But a fact from the article amazed me. Essentially there are two computers in this thin box. It’s a regular Windows Vista PC but it also has an “instant on” mode.

The software fires up the moment you open the laptop and connects right to a wireless network without Windows.

(Under the hood, it’s Linux running on top of an ARM chip on a mini-motherboard that provides this quick access feature. You’re basically talking about most of the components needed to run an iPhone being hitched to a large battery. So, the computer can run in instant-on mode for days.)

Some users Dell surveyed spent 70 percent of their time working in the instant-on mode. Microsoft is sure to take note of that figure. Windows has turned into a clunky, cup holder.

I would have loved to be a fly on the wall when Steve Ballmer heard about this. In the bad old days I am sure Microsoft would not have permitted a Windows bypass like that. It shows how Microsoft’s industry power has declined. Perhaps the anti-trust lawsuits in the US and the EU have done some good.

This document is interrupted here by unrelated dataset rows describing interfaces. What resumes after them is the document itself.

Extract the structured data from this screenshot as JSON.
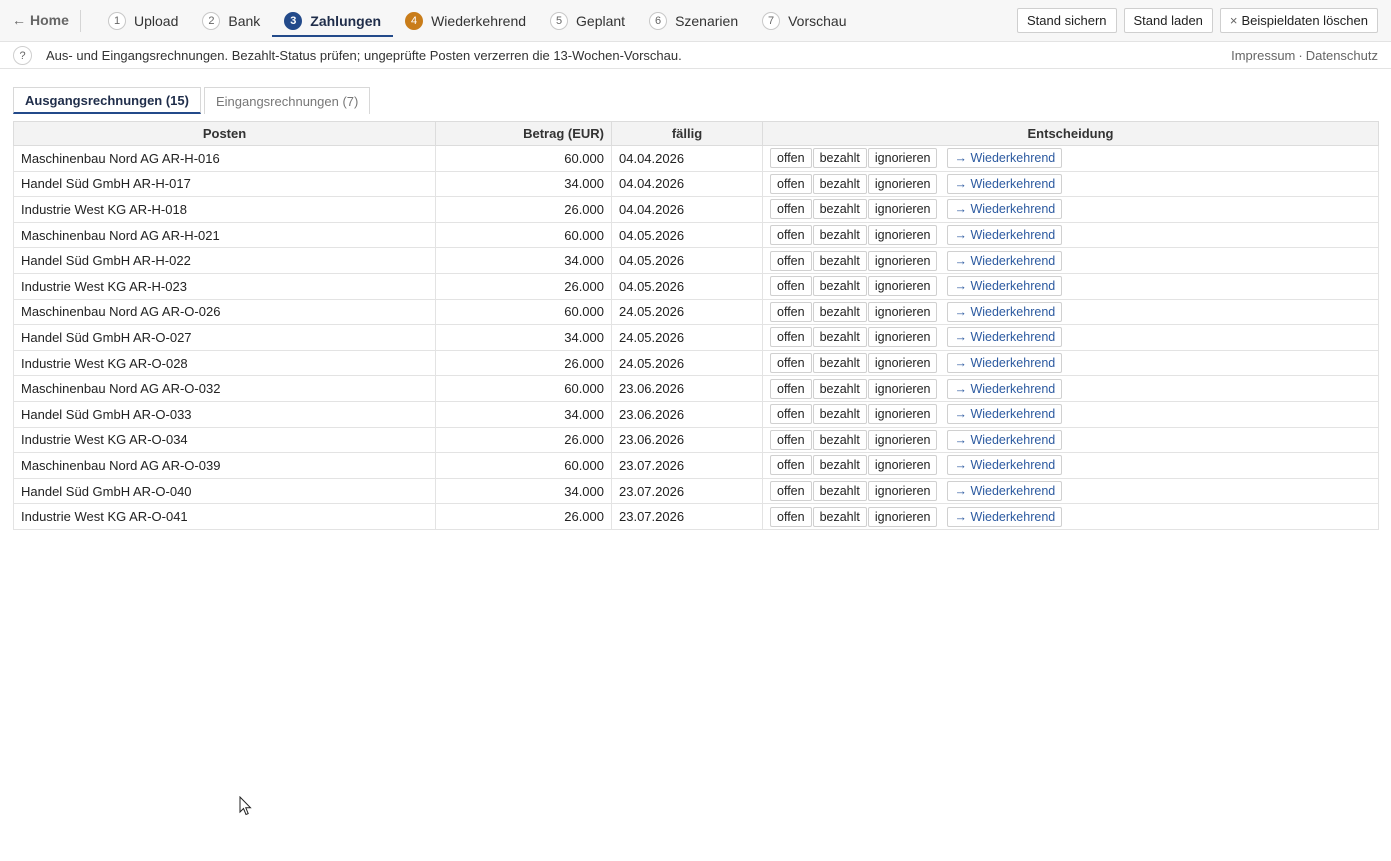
{
  "nav": {
    "home_label": "Home",
    "home_arrow": "←",
    "steps": [
      {
        "num": "1",
        "label": "Upload",
        "state": "normal"
      },
      {
        "num": "2",
        "label": "Bank",
        "state": "normal"
      },
      {
        "num": "3",
        "label": "Zahlungen",
        "state": "active"
      },
      {
        "num": "4",
        "label": "Wiederkehrend",
        "state": "warn"
      },
      {
        "num": "5",
        "label": "Geplant",
        "state": "normal"
      },
      {
        "num": "6",
        "label": "Szenarien",
        "state": "normal"
      },
      {
        "num": "7",
        "label": "Vorschau",
        "state": "normal"
      }
    ],
    "actions": {
      "save": "Stand sichern",
      "load": "Stand laden",
      "clear_icon": "×",
      "clear": "Beispieldaten löschen"
    }
  },
  "info": {
    "help_icon": "?",
    "text": "Aus- und Eingangsrechnungen. Bezahlt-Status prüfen; ungeprüfte Posten verzerren die 13-Wochen-Vorschau.",
    "impressum": "Impressum",
    "separator": "·",
    "datenschutz": "Datenschutz"
  },
  "tabs": {
    "outgoing": "Ausgangsrechnungen (15)",
    "incoming": "Eingangsrechnungen (7)"
  },
  "table": {
    "headers": {
      "item": "Posten",
      "amount": "Betrag (EUR)",
      "due": "fällig",
      "decision": "Entscheidung"
    },
    "decision_labels": {
      "open": "offen",
      "paid": "bezahlt",
      "ignore": "ignorieren",
      "recurring": "→ Wiederkehrend"
    },
    "rows": [
      {
        "item": "Maschinenbau Nord AG AR-H-016",
        "amount": "60.000",
        "due": "04.04.2026"
      },
      {
        "item": "Handel Süd GmbH AR-H-017",
        "amount": "34.000",
        "due": "04.04.2026"
      },
      {
        "item": "Industrie West KG AR-H-018",
        "amount": "26.000",
        "due": "04.04.2026"
      },
      {
        "item": "Maschinenbau Nord AG AR-H-021",
        "amount": "60.000",
        "due": "04.05.2026"
      },
      {
        "item": "Handel Süd GmbH AR-H-022",
        "amount": "34.000",
        "due": "04.05.2026"
      },
      {
        "item": "Industrie West KG AR-H-023",
        "amount": "26.000",
        "due": "04.05.2026"
      },
      {
        "item": "Maschinenbau Nord AG AR-O-026",
        "amount": "60.000",
        "due": "24.05.2026"
      },
      {
        "item": "Handel Süd GmbH AR-O-027",
        "amount": "34.000",
        "due": "24.05.2026"
      },
      {
        "item": "Industrie West KG AR-O-028",
        "amount": "26.000",
        "due": "24.05.2026"
      },
      {
        "item": "Maschinenbau Nord AG AR-O-032",
        "amount": "60.000",
        "due": "23.06.2026"
      },
      {
        "item": "Handel Süd GmbH AR-O-033",
        "amount": "34.000",
        "due": "23.06.2026"
      },
      {
        "item": "Industrie West KG AR-O-034",
        "amount": "26.000",
        "due": "23.06.2026"
      },
      {
        "item": "Maschinenbau Nord AG AR-O-039",
        "amount": "60.000",
        "due": "23.07.2026"
      },
      {
        "item": "Handel Süd GmbH AR-O-040",
        "amount": "34.000",
        "due": "23.07.2026"
      },
      {
        "item": "Industrie West KG AR-O-041",
        "amount": "26.000",
        "due": "23.07.2026"
      }
    ]
  },
  "colors": {
    "accent": "#234a8a",
    "warn": "#c97d1a",
    "link": "#2c5aa0"
  }
}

But it seems a heck of a lot of work for Dell to provide the functionality. I guess long battery life was a major goal, else why not dual-boot the primary processor into the quick start mode?

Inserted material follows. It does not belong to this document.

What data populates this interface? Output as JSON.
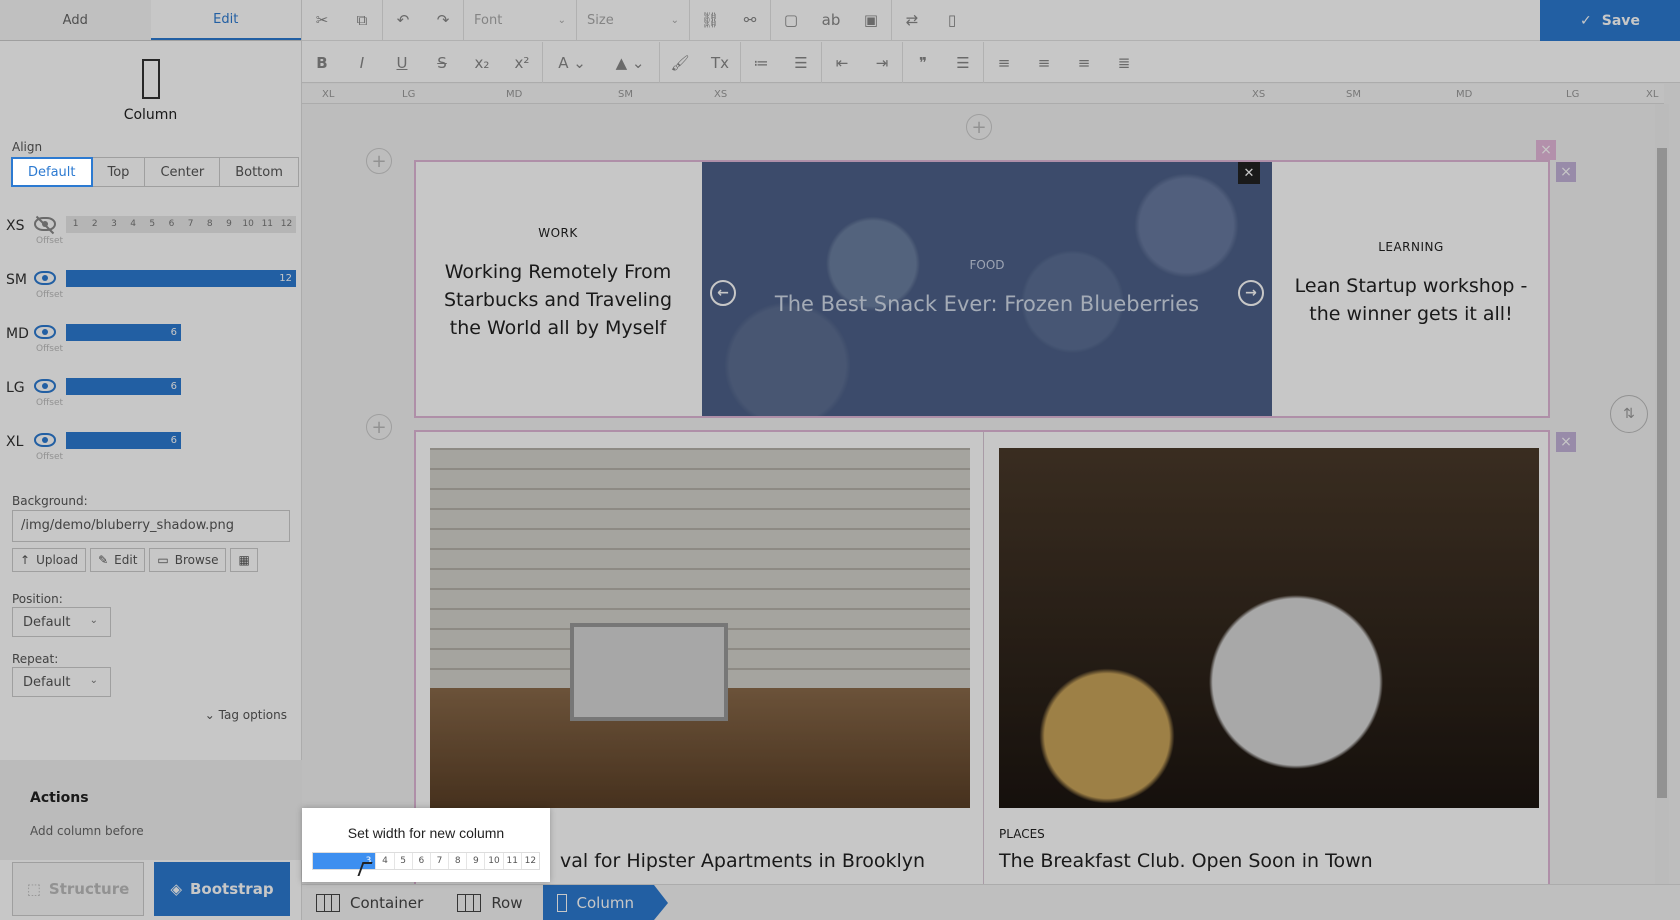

It seems over engineered to me. A lot more to overheat and go wrong. Perhaps Dell has some former HP engineers working for them. It’s the kind of solution we’d have come up with.

I wonder if they approached Microsoft to provide a quick-boot option in Windows 7. After all they used to claim that IE was so tightly bound into the OS it could never be un-bundled. Couldn’t you construct a minimal boot that loads IE in a few seconds?

But the NY Times to describe Windows, Windows! as a “clunky cup-holder” must have caused Steve’s life insurers to re-evaluate his premiums.

I bet Google wishes it could have got the Chrome OS onto the Latitude Z. I wonder if that sort of application is one of their design goals.

Competition is surely a wonderful thing.

Goodbye, Gobbledygook – About Time Too!

September 14, 2009

See this New York Times article.

I can’t believe that it is a revelation to the PC industry and retailers that technical jargon doesn’t sell. I had just that experience when I bought my laptop in Bangkok earlier this year. The poor salesman was completely confused and could not help at all.

I had two specs – disk space and memory – in mind and a price point – less than 20,000 Baht. Oh yes, and it had to run Windows XP because I didn’t want to mess with Vista. I got what I wanted and the salesman was relieved.

To be fair, other industries are just as confusing. It is hard to sell specific benefits to a general market. I saw a Thai ad for some health drink called Peptein today on the Skytrain. It was full of pseudo-scientific words and formulae that meant zero to me and less than zero to the average Bangkokian. It was just intended to look impressive. They even have a figure on their posters that is meant to resemble Albert Einstein. Amazing.

Skytrain:1115-3132-1116

Peptein Ad on a Skytrain in Bangkok

I mentioned before about how I like David Pogue of the NY Times deflating confusing sales pitches for various electronic products.

Auto makers are not a lot better. But at least their product moves so they can show it to its best advantage on roads the average driver will never encounter.

I don’t think the “Goodbye, Gobbledygook” trend will last in the PC Market. It is too hard to enunciate specific benefits for rapidly but incrementally evolving technology. It’s easier to go back to the fact tag.

Best Buy Fact Tag

Best Buy Fact Tag